Bibliography and a Few Comments


Whiteout (1996), Tor Books

The Man in the Tree, (2017), Tor Books


Wild Cards Universe

Wild Cards Volume 15 Black Trump (1995) by George R. R. Martin (Editor), with Sage Walker, Stephen Leigh, Victor Milán, and John J. Miller

Wild Cards volume 14, Marked Cards, by George R.R. Martin (Editor), with Melinda M. Snodgrass, Sage Walker, Walter Jon Williams, Stephen Leigh, Victor Milán, Laura J. Mixon, and Walton Simons

An author’s coming of age in New Mexico means writing for Wild Cards. It’s fun, it’s a good place for a new writer, and I’m flattered I’ve been included. George says I’ll be writing another Animator story, featuring Zoe Harris, sometime in 2018. She’s changed a lot since 1995.

Short Fiction


“Stealth and the Lady,” in An Armory of Swords, edited by Fred Saberhagen (1995)

I remember the trepidation and “oh, wow” feeling I had when I took a draft of “Stealth and the Lady” to Fred Saberhagen’s house, on a dark night long ago. I had two manila folders in my pickup and when I got to the door I saw I had the wrong one in hand.

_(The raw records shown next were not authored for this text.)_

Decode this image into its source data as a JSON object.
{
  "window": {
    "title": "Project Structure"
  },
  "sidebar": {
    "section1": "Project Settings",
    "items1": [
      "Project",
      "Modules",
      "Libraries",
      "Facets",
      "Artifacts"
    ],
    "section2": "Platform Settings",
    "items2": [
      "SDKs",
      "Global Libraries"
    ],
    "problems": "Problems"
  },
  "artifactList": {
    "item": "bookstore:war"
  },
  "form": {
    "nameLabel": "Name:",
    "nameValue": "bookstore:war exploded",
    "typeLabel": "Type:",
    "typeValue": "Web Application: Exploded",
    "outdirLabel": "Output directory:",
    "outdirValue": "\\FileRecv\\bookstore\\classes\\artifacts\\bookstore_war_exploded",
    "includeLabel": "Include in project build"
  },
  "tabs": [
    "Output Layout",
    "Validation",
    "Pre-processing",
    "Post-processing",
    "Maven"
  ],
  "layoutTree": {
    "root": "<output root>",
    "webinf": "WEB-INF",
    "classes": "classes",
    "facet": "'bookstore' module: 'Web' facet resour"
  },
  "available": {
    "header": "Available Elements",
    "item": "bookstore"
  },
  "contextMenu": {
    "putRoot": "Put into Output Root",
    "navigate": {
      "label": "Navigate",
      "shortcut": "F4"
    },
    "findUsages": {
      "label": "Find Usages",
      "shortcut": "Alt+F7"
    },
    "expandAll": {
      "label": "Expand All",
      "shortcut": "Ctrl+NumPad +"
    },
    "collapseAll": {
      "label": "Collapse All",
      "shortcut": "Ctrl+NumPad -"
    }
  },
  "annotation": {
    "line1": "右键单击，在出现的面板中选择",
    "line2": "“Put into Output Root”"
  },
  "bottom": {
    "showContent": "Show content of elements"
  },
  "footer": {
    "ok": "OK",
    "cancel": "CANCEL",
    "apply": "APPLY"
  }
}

“Hello,” Fred said.

“Wrong folder,” I said, and I trotted back to the pickup to get the right one.

“Well, that’s a different sort of introduction than the ones I usually hear,” Fred said.

But he bought the story.

“Hunting Mother,” in Not of Woman Born, edited by Constance Ash (1999) also in The Year's Best Science Fiction: Seventeenth Annual Collection, Gardner Dozois (2000)

Elena, Cougar’s mom in “Hunting Mother,” is the daughter of Jared’s child in Whiteout. Elena, Jared’s granddaughter that he never saw, and Helt, the future Lawspeaker for Kybele, fall in love during the events of The Man in the Tree.

Asimov’s Science Fiction

“Indian Giving,” (1989)

I wrote this story during Clarion West ’88 and Gardner quietly told me he might buy it if I submitted it to Asimov’s. It was an amazing validation, although the warning to new writers is, and should be, “Don’t look to a workshop for validation.” That sale helped me through some dark and doubting years. Thanks, Gardner!

“Roadkill,” (1993)

It’s about the grief of trying to give medical care, among other things. Also, it’s first person. First person point of view is a difficult critter to deal with, but it seemed right for this story.


Whiteout, Locus Award, Best First Novel 1997

There were two Locus Best First Novel Awards that year, because of the way votes are counted. I’m happy to have been a first place winner along with Sarah Zettel. The ceremony was at Westercon in Seattle. I went to Clarion West ‘88 there, and during the convention I managed to cruise the Pike Street Market with Gardner Dozois. We grazed the produce and admired the fishes. We had fun.